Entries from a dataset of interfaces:
* * * * * * *
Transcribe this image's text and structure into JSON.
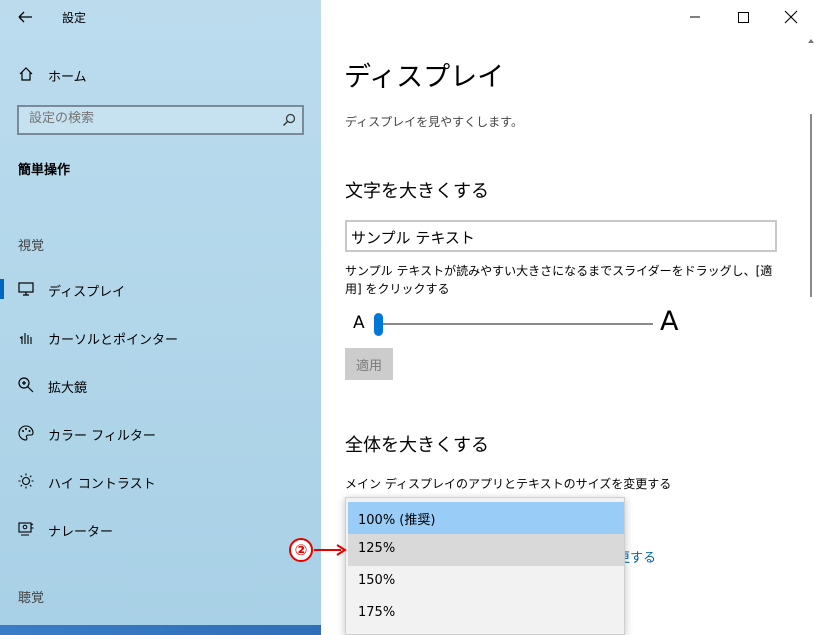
{
  "app": {
    "title": "設定"
  },
  "sidebar": {
    "home_label": "ホーム",
    "search_placeholder": "設定の検索",
    "section_heading": "簡単操作",
    "category_vision": "視覚",
    "category_hearing": "聴覚",
    "items": [
      {
        "label": "ディスプレイ",
        "icon": "monitor-icon",
        "selected": true
      },
      {
        "label": "カーソルとポインター",
        "icon": "pointer-icon",
        "selected": false
      },
      {
        "label": "拡大鏡",
        "icon": "magnifier-icon",
        "selected": false
      },
      {
        "label": "カラー フィルター",
        "icon": "palette-icon",
        "selected": false
      },
      {
        "label": "ハイ コントラスト",
        "icon": "brightness-icon",
        "selected": false
      },
      {
        "label": "ナレーター",
        "icon": "narrator-icon",
        "selected": false
      }
    ]
  },
  "main": {
    "title": "ディスプレイ",
    "subtitle": "ディスプレイを見やすくします。",
    "text_size": {
      "heading": "文字を大きくする",
      "sample_text": "サンプル テキスト",
      "description": "サンプル テキストが読みやすい大きさになるまでスライダーをドラッグし、[適用] をクリックする",
      "small_a": "A",
      "large_a": "A",
      "slider_percent": 0,
      "apply_label": "適用"
    },
    "scale": {
      "heading": "全体を大きくする",
      "description": "メイン ディスプレイのアプリとテキストのサイズを変更する",
      "link_partial": "更する",
      "options": [
        "100% (推奨)",
        "125%",
        "150%",
        "175%"
      ],
      "selected": "100% (推奨)",
      "hovered": "125%"
    }
  },
  "annotation": {
    "number": "②",
    "color": "#e60000"
  },
  "colors": {
    "accent": "#0078d7",
    "sidebar_bg": "#b2d6ea",
    "selected_option": "#99ccf7"
  }
}
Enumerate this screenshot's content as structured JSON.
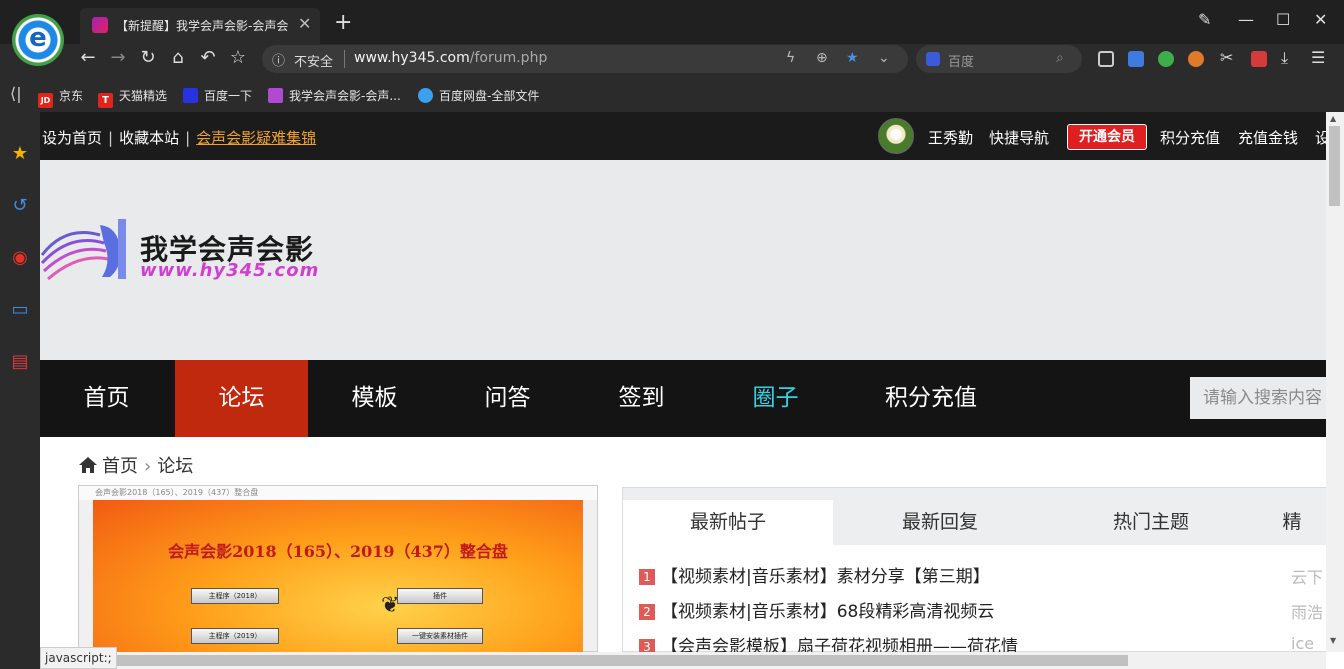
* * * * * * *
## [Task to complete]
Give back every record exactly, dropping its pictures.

## [Solution to the exercise]
Transcribe this image's text and structure into JSON.
{
  "app": {
    "title": "設定"
  },
  "sidebar": {
    "home_label": "ホーム",
    "search_placeholder": "設定の検索",
    "section_heading": "簡単操作",
    "category_vision": "視覚",
    "category_hearing": "聴覚",
    "items": [
      {
        "label": "ディスプレイ",
        "icon": "monitor-icon",
        "selected": true
      },
      {
        "label": "カーソルとポインター",
        "icon": "pointer-icon",
        "selected": false
      },
      {
        "label": "拡大鏡",
        "icon": "magnifier-icon",
        "selected": false
      },
      {
        "label": "カラー フィルター",
        "icon": "palette-icon",
        "selected": false
      },
      {
        "label": "ハイ コントラスト",
        "icon": "brightness-icon",
        "selected": false
      },
      {
        "label": "ナレーター",
        "icon": "narrator-icon",
        "selected": false
      }
    ]
  },
  "main": {
    "title": "ディスプレイ",
    "subtitle": "ディスプレイを見やすくします。",
    "text_size": {
      "heading": "文字を大きくする",
      "sample_text": "サンプル テキスト",
      "description": "サンプル テキストが読みやすい大きさになるまでスライダーをドラッグし、[適用] をクリックする",
      "small_a": "A",
      "large_a": "A",
      "slider_percent": 0,
      "apply_label": "適用"
    },
    "scale": {
      "heading": "全体を大きくする",
      "description": "メイン ディスプレイのアプリとテキストのサイズを変更する",
      "link_partial": "更する",
      "options": [
        "100% (推奨)",
        "125%",
        "150%",
        "175%"
      ],
      "selected": "100% (推奨)",
      "hovered": "125%"
    }
  },
  "annotation": {
    "number": "②",
    "color": "#e60000"
  },
  "colors": {
    "accent": "#0078d7",
    "sidebar_bg": "#b2d6ea",
    "selected_option": "#99ccf7"
  }
}
Enumerate this screenshot's content as structured JSON.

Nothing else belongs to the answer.